The Bangko Sentral ng Pilipinas (BSP) has created a new Payments and Currency Management Sector (PCMS) that is specially designed to manage digital and physical currency along with ensuring an inclusive payment system in the banking industry.
BSP Governor Benjamin Diokno said the newly-established PCMS, under Deputy Governor Mamerto Tangonan, “will also ensure a well-functioning payment and cash ecosystem that supports long-run economic growth.”
Diokno said the creation of the PCMS is in line with the central bank’s Digital Payments Transformation Roadmap for 2020-23 that targets to provide an efficient, safe, and efficient payments ecosystem.
“With PCMS, the BSP further promotes a safe, inclusive, and innovative payments and currency ecosystem for the benefit of Filipinos,” he added.
Diokno said Tangonan has more than 28 years of experience in digital and traditional financial services, telecommunications, technology, financial inclusion, and consulting services. Before his stint at the BSP, he led a six-year program funded by the United States Agency for International Development (USAID) for E-PESO Activity, a bilateral initiative aimed to increase electronic payments (e-payments) in the Philippines in a bid to have a more inclusive economic growth.
In a recent virtual briefing, Tangonan said studies have shown that digital payments help boost economic growth by reducing inequality. “Cash and digital payments will co-exist but BSP’s goal is towards a cash-lite society,” citing this needs closer coordination between government agencies and the private sector.
PCMS is the fourth sector of the BSP headed by a Deputy Governor. Under the amended BSP Charter, the central bank can have five Deputy Governors.
Diokno said they continue to monitor developments and study whether there is an immediate need to form another sector to be headed by another Deputy Governor.
In terms of the impact of a cash-lite economy, studies have shown that this boosts gross domestic product (GDP) of mature economies by one percentage point while it is higher at more than three percentage points for emerging economies, he said.
Diokno said financial inclusion means having more people becoming part of the formal financial system and more people, especially those belonging to the micro, small and medium enterprises (MSMEs), which account 99% of businesses in the country, and which will benefit from financial products that boost their livelihood.
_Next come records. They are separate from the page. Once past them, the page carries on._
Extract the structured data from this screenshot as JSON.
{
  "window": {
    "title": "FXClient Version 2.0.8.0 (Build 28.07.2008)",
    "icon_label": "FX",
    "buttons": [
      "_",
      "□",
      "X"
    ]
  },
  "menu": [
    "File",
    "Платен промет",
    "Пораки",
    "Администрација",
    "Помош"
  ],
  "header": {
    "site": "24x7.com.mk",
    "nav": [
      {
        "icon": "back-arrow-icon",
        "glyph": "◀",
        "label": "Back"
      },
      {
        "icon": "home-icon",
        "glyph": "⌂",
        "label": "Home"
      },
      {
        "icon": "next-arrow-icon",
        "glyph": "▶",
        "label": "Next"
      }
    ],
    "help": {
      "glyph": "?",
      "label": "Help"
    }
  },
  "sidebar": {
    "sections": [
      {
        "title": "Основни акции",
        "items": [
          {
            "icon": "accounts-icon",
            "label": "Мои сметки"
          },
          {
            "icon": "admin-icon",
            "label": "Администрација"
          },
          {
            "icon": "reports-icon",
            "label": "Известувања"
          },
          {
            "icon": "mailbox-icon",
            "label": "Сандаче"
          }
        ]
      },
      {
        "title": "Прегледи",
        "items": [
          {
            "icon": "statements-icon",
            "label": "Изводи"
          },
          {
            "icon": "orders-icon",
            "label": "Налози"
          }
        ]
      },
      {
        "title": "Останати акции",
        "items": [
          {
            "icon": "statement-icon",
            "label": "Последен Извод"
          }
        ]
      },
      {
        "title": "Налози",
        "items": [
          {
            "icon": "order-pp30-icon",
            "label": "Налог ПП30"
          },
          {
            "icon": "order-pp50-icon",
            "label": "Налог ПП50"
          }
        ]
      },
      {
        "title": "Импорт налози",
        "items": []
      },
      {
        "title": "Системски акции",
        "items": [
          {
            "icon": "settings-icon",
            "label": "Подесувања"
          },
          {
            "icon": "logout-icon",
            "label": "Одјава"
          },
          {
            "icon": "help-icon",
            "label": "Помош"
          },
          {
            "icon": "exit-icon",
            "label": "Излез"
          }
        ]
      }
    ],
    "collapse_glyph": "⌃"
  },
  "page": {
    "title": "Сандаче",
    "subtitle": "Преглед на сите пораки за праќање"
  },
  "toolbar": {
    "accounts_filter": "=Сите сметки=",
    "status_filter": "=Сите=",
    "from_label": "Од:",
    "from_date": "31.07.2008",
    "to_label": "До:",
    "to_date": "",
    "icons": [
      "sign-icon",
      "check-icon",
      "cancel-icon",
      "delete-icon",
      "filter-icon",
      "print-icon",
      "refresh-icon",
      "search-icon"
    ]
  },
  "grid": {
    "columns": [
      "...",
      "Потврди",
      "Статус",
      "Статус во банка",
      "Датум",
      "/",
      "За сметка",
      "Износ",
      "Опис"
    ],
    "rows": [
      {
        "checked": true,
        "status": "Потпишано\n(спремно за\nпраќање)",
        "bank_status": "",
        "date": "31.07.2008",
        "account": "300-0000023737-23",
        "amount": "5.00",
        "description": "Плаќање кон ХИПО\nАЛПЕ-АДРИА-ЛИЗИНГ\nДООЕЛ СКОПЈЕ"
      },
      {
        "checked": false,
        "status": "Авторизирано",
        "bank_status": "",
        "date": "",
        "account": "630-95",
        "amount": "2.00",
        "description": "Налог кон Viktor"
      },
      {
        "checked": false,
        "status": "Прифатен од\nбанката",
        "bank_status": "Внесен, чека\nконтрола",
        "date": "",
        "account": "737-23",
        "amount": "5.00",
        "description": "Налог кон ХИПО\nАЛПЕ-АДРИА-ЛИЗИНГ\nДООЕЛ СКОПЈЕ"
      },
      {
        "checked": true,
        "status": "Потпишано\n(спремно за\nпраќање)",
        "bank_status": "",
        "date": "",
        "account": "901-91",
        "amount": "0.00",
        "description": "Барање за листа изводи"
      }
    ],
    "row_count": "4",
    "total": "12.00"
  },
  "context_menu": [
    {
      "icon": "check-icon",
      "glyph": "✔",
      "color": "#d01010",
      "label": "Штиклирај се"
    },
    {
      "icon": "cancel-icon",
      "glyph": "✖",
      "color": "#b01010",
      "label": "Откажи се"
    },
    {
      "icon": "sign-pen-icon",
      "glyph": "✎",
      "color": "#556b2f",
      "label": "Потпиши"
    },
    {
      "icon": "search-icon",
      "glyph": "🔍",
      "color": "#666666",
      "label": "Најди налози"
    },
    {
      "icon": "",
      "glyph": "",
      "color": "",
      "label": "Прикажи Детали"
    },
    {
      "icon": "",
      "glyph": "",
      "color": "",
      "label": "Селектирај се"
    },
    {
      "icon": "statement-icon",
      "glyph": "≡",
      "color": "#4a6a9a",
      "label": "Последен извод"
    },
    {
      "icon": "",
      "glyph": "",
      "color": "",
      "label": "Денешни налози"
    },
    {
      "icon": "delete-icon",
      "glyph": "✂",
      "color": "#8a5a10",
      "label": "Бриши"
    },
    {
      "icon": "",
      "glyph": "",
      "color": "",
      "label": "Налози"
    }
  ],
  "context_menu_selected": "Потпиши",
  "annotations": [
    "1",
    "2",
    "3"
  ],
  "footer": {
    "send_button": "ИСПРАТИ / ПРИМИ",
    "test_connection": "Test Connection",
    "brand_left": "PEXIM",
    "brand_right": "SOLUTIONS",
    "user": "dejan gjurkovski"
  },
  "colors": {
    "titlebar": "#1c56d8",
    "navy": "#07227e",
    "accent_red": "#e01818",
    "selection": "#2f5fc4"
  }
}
“When this important segment goes digital and begins to reap the benefits of cost savings, transparency, and easier access to finance, they become more empowered and active contributors to economic growth,” Diokno stressed.